Ali Mohtashami is completely different to other reformists as he has social reformist ideas. He played a pivotal role in creating Hezbollah during his time as Iran’s ambassador to Syria. He has strong ties to the Iranian security apparatus, especially the Revolutionary Guards. Apart from being close to Ayatollah Khomeini, as he was one of his most prominent students, Mohtashami is sharp regarding politics and intelligence. As a politician, he is the only reformist to have established strong ties with the conservatives and could serve as a link between the reformists and conservatives.

Gholamhossein Karbaschi is the former Mayor of Tehran who is well known as the force behind the reformists due to the ties that he developed between the reformist movement and the Executives of Construction party. He is the most popular figure in Iran after Khatami, and because Tehran is the political centre of Iran, such immense popularity was the source of a lot of trouble for Karbaschi who faced charges of corruption and was sentenced to imprisonment and banned from taking part in political activity. Even though the ban ends this year, Karbaschi, just like many prominent reformists, is not intending to run for presidency, paving the way for Khatami, the most popular of reformists, to announce that he will run for presidency.

Mohsen Kadivar, a prominent Iranian intellect and reformist told Asharq Al-Awsat, “We have new faces; there may not be many but these are sufficient. These faces can gain votes but cannot get through the filter of the Guardian Council. For instance, we have Abdollah Nuri, the former Minister of Interior under Khatami. He is an excellent character and if he could participate in the elections, he would get enough votes. However, Khamanei will not allow him to do so. We also have Gholamhussein Karbaschi, the former Mayor of Tehran, who could also win votes, and this is why he was put in jail,” he said laughing. “There is also Mohamed Mousavi Khoeiniha, the publisher of Salam newspaper who headed the judiciary system during Khomeini’s era, and he is also capable of winning votes. Therefore, we have enough to get to the presidency if the elections are free. However all of these figures spent time in prison for criticizing the regime and the government so they will not be allowed to participate in the elections.”

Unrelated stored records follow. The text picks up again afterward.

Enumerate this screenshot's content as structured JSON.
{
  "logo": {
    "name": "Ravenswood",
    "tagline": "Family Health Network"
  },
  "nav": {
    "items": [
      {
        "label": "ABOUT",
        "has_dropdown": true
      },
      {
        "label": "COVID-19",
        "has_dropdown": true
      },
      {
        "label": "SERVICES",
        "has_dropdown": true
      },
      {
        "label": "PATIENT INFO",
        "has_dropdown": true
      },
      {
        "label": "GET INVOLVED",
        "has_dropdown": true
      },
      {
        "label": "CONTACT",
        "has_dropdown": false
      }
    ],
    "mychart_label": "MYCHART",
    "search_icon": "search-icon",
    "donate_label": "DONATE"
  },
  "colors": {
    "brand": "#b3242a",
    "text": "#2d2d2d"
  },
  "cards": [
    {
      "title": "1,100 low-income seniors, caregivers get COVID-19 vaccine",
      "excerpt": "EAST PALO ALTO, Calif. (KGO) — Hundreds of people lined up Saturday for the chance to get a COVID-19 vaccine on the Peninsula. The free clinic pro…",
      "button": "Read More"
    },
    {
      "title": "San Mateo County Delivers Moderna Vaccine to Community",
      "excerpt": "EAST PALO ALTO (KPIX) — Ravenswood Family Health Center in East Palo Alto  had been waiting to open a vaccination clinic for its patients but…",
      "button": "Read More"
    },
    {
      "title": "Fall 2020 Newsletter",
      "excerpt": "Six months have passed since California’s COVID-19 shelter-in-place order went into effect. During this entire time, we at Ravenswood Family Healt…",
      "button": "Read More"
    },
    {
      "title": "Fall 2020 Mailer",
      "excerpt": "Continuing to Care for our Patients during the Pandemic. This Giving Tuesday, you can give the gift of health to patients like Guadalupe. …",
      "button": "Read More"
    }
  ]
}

However, many of these reformists may not want to run to the forthcoming presidential elections. Running up against President Ahmadinejad will not be easy, and the popularity of any reformist candidate alone cannot guarantee success. Even Khatami himself, in free elections, might not win if voter turnout does not exceed 70 percent.

Ataollah Muhajirani told Asharq Al-Awsat that many prominent reformist politicians do not want to burn their cards in these elections. “It would be better to wait and strengthen the reformists and their parties and regain their newspapers, as the famous proverb says: he who reaps unripe fruit is like a farmer without land.”